“J’OUVERT” calls out the pressures of fame. The music video for the song, filmed with infrared thermography like the album cover, was released on Sept. 20. It opens with Champion’s low drawl. JOBA takes on his signature psychotic persona during the second verse and begins what becomes a crescendo of words, with lyrics “Couldn’t last a day inside my head / That’s why I did the drugs I did… Pray for peace with a knife in my head / Speak my piece like a gun to my head.” Wood takes the third verse and raps, “Fans with cameras in the bathroom, man that’s difficult / I just wanna smoke a Backwoods by my lovely self.”
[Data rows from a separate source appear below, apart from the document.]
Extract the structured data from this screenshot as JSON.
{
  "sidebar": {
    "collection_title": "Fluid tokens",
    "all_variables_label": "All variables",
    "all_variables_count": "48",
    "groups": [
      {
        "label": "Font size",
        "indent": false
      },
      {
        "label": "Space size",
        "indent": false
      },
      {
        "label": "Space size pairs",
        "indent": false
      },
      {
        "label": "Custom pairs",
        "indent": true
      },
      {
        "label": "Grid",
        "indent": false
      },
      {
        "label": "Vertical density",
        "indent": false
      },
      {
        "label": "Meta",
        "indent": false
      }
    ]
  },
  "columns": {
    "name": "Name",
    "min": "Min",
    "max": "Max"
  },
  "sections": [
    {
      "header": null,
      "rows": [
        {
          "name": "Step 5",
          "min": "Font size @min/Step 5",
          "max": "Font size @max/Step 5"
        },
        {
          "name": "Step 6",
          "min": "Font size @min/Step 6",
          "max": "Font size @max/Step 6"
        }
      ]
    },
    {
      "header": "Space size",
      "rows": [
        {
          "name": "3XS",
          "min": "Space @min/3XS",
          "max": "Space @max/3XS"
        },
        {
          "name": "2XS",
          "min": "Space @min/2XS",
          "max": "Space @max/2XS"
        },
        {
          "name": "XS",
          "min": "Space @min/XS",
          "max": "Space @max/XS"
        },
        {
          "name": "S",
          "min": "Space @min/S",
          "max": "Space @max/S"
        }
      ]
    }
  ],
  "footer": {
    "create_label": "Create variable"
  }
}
“HONEY” is epically bouncy and changes tone halfway through. The song samples Beyoncé’s “Dance for You.” Her velvety vocals transport listeners into a remix of “BUMP,” from “SATURATION.”
“SAN MARCOS,” named after the city in Texas where the band was formed, feels sentimental and bittersweet. JOBA, with his voice distorted, sings, “Suicidal thoughts, but I won’t do it / Take that how you want, it’s important I admit /… I know that I’m selfish, do my best to be selfless.” The hopeful singing of the London Community Gospel Choir closes the song, with harmonies of “I want more out of life than this.”
“TONYA,” named after Tonya Harding, debuted on “The Tonight Show” on June 20 in the group’s first public appearance following the Vann scandal. Harding’s story mirrors that of BROCKHAMPTON, as she was a famous figure skater who broke records and became a household name before her ex-husband went behind her back to injure her competitor, Nancy Kerrigan – an action that would sabotage Harding’s career and cause the public to forget her accomplishments. After the loss of a pivotal member, BROCKHAMPTON felt as though their careers would be marked by the actions of Vann. The song, featuring vocals from serpentwithfeet, is nothing short of heartbreaking and feels like the band’s way of addressing their own feelings about everything.
“FABRIC” follows the same theme. Abstract raps about BROCKHAMPTON releasing three albums in one year without being signed to a label. However, BBC only covered their story “when it came down to controversy.” The song ends with a brief silence, followed by the beating of a drum and the words, “These are the best years of our lives.” This foreshadows future releases, since “iridescence” is part of BROCKHAMPTON’s next trilogy, entitled “The Best Years of Our Lives.”
“Iridescence,” with its seamless transitions and diverse sounds, feels like a story that can only be told when listened from start to finish. It’s the tale of a band overcoming the loss of a member, growing together as individuals and proving that it will continue on, stronger than ever before.
Edited by Siena DeBolt | firstname.lastname@example.org